*AIM OF THE EXERCISE*: Go through the listing below and gather every line with the word "Email".

*DATA SHOWN*:
▬▬▬▬▬▬
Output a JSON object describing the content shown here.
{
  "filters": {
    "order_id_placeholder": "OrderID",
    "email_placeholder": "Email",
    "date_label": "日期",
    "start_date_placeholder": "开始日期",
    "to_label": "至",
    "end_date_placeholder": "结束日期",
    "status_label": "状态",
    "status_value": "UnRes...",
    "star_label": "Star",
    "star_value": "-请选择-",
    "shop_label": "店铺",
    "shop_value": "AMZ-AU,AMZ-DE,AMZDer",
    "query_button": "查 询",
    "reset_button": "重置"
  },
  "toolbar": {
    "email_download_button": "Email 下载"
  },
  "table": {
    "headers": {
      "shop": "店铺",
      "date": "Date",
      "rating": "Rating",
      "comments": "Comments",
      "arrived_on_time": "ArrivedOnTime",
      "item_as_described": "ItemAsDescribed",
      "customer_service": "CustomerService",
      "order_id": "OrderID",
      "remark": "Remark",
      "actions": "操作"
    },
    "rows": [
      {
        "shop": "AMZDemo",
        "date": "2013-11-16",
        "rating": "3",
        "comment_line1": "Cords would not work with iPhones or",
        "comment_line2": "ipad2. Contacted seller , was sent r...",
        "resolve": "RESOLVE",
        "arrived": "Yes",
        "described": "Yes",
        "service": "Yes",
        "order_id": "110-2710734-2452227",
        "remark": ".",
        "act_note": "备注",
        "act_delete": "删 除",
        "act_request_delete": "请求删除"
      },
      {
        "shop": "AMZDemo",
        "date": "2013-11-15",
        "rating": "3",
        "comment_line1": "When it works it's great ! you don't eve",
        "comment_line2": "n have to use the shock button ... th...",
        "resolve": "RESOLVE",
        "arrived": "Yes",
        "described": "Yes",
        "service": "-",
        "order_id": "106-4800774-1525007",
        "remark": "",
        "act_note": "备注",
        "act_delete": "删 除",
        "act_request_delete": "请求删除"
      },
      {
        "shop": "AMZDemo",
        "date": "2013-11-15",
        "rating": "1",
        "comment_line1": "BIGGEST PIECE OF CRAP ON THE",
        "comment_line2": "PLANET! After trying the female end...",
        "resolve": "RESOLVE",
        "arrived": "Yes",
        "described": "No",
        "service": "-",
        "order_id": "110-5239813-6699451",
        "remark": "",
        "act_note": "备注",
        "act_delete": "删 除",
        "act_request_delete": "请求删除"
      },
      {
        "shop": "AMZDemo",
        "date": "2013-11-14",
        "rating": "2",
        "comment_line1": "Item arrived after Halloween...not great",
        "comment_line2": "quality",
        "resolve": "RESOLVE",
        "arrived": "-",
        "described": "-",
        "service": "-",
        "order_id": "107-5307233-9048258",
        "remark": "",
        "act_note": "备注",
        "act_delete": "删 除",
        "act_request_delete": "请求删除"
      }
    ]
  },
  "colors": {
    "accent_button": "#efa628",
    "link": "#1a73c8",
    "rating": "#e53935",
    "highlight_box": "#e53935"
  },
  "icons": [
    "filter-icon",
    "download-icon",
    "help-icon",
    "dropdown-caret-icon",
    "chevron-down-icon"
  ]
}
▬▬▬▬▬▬
*RESULT FOR THIS EXERCISE*:
    "email_placeholder": "Email",
    "email_download_button": "Email 下载"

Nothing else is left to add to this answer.